- The controls were kind of annoying in the end. The sometimes impossibility of moving the inside block turned from an interesting twist to an annoying limitation. Plus, the clinging on the walls was slightly awkward, and the middle of the character had to be touching the block for the move to register. Very annoying.
- Finally, the game had an awful interest to hardness ratio. It was all difficulty, with no learning curve at all. There was nothing to convince people to play more.
Well, I learned a lot this LD, and I look forward to the next time I can show you all what I can do!
Hey, guys, I decided to take a couple of hours to fix the typo in my game that made it impossible to beat. Of course, this opened the gateway to discovering more and more glitches, and eventually, I realized the whole thing was severely messed up. So, I suppose I’m saying that you shouldn’t even consider rating it based off of the Post-Compo version because it’s got lots and lots of fixes. Of course, you probably weren’t going to anyway.
Changes Include: That one Typo Fix, Detecting Wins Works Correctly, Messages appear in the right order, Game Quits At the End, And (for testing purposes) Secret Skip Level Button Added.
So yeah, basically, this LD was a failure for me. Oh, well. http://www.ludumdare.com/compo/ludum-dare-23/?action=preview&uid=11003
Hey, turns out, the first level of my game is unsolvable.
It’s true, though. I ran it through an 8 puzzle solver and found out there was no solution. I just made one typo, apparently, that broke the entire thing apart.
If I could, I would fix it, but it’s too late for that. Basically, the game can not be beaten in it’s current state. I apologize for wasting anyone’s time (although not many people have played it, anyway.) It’s ridiculous that just mixing up two numbers in an array can cause this. I could plead for a special competition exemption to fix it, but I don’t see the point. So, go check out my game, and face off with the odds (0:1) by trying to beat it! I mean, hey, Chuck Norris can! http://www.ludumdare.com/compo/ludum-dare-23/?action=preview&uid=11003
P.s. If anyone right now is thinking about giving me an “Epic Fail” award for this, you have my approval.
I’m kidding, no mistake, I’m actually quite proud of myself. You know, other than the fact I haven’t even beat it…
There you go. All the info’s on the page.
Okay, I am waaaaay behind schedule, but I don’t really care. I’ll finish it tomorrow for sure, I just may have to cut some things.

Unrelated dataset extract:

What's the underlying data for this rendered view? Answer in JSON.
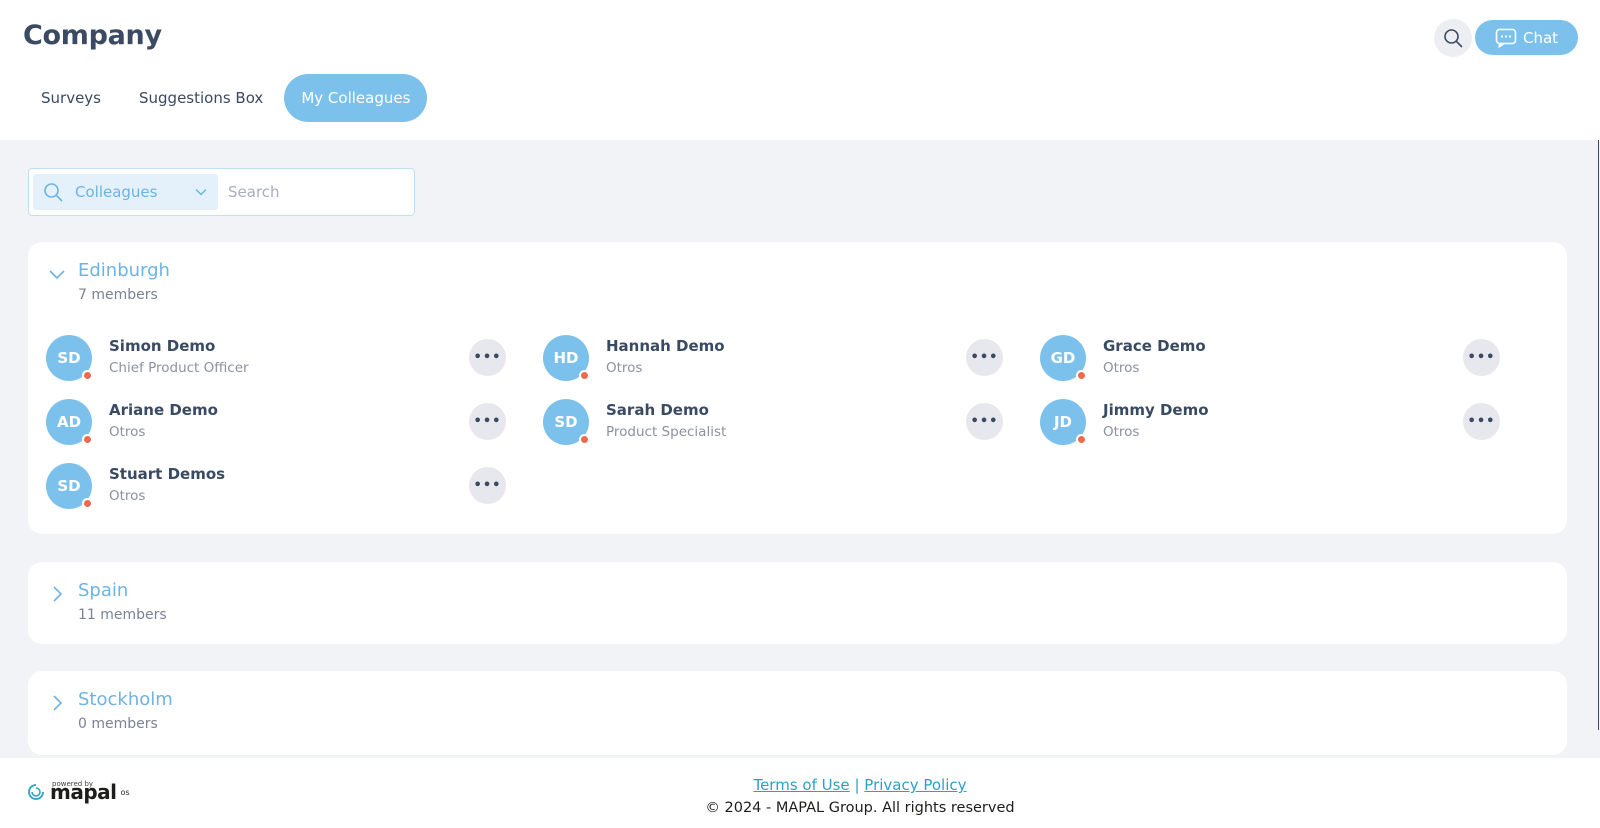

Aside from today’s forum post dilemma which I’ve been trying to make up for, today also made me realize doing a timelapse was not in my interest, because A: it makes me kind of nervous and B: I don’t feel like it. Also, three hours today ended up being scrapped when I changed my mind on whether or not to use a scrolling tiled map. Ah, well, the damage is done.
I’m not very good at this thing, am I? To bask in my failure (needs love.exe to run):
All right, so, my game is now called “Empty.” It’s about you, just a single physical being, who has just been conceived, along with your static 125×125 universe. You long for a purpose in the empty place, when you discover the puzzles…
Right now, I have two different ideas, and two different games that I have in my files. (One of them is a backup copy of the engine before I thought of my second idea.) They both involve a small screen, but one has a scrolling world and the other a static one. I can’t decide which I like better. I know that I’ll end up submitting something, though, because both concepts are very basic. I just have to pick one.
I know it’s probably already been conceived, but I’m definitely doing a game within a small window. Why? Because it makes my job much easier in the art category, for one, and for two, I think I can put some nice twists on it.
More to come.
I just wanted to make sure my hastily written personal library was posted so I could use it. It includes the advanced tiled loader by Kadoba.
As of now, my tools are…
ART- Pickle, Paint.net, PyxelEdit
SOUND- Musagi, SFXR, Aria Maestosa, Otomata
TILING- Tiled, Advanced Tiled Loader
I’m not very good with tiled, but we’ll see.